Your objective => Across the records below, how many lines include the string "Policy"? State the number and nothing more.

Data provided =>
========================================

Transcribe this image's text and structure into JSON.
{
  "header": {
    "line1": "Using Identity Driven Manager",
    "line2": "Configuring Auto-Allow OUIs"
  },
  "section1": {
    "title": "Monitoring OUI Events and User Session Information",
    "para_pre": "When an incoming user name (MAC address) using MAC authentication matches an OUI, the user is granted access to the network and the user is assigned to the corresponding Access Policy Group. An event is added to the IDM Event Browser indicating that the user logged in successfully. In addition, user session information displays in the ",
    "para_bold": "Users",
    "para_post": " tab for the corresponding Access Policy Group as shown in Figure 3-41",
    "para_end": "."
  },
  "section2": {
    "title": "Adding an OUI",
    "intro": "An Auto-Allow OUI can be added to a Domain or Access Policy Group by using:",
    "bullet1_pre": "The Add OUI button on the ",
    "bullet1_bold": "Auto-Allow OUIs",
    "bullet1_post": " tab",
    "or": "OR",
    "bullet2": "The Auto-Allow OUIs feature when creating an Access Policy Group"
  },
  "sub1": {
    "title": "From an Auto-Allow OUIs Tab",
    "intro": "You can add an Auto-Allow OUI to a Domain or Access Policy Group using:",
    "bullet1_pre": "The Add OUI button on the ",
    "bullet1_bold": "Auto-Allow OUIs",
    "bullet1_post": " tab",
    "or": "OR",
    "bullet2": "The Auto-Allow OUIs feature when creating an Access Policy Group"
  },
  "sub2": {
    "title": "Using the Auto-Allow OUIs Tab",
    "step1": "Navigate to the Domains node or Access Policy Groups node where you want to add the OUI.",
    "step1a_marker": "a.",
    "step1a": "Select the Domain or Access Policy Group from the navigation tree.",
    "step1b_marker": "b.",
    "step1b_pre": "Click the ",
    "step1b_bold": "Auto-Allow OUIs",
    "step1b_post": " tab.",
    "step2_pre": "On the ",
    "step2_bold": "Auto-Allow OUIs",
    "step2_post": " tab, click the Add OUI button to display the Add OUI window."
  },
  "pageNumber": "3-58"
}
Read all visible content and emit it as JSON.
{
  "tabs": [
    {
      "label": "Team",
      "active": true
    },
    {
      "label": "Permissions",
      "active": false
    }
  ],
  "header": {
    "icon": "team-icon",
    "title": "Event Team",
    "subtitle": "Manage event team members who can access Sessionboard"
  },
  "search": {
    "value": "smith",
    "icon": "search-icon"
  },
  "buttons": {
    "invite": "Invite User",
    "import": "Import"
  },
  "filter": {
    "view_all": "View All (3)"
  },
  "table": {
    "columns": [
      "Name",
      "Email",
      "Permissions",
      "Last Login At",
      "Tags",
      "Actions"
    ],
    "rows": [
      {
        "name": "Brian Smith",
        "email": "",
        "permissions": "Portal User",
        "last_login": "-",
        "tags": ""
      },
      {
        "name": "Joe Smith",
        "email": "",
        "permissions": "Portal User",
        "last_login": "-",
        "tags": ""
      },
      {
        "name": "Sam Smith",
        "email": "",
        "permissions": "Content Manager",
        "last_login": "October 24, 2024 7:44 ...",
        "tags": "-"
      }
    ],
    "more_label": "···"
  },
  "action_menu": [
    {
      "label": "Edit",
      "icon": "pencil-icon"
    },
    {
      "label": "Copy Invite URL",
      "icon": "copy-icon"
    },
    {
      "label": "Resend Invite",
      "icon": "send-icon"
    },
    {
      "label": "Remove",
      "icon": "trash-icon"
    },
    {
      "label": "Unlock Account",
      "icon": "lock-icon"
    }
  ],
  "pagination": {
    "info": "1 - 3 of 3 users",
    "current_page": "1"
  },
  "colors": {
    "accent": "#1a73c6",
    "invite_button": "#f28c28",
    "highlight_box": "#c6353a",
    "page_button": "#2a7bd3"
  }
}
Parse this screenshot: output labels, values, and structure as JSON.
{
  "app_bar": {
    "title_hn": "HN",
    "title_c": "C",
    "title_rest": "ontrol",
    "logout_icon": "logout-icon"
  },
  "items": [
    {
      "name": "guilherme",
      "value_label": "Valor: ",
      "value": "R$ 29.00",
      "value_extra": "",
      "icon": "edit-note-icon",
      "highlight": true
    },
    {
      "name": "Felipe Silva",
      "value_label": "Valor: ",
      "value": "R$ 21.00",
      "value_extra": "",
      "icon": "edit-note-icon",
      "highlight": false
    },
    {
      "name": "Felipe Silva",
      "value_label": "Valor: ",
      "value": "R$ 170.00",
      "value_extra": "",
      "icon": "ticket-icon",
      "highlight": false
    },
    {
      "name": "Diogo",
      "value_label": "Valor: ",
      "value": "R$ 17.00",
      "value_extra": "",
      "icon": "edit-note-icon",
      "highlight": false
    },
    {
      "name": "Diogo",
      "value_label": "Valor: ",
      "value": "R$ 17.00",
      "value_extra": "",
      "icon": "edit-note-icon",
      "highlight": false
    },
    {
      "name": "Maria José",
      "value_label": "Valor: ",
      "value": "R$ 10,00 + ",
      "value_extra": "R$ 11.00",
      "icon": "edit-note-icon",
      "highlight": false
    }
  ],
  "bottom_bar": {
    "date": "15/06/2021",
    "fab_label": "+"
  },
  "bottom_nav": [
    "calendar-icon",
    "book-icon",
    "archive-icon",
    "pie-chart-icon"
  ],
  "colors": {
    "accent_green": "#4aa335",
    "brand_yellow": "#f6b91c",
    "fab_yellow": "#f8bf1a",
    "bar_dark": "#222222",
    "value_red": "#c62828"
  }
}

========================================

Completed task => 8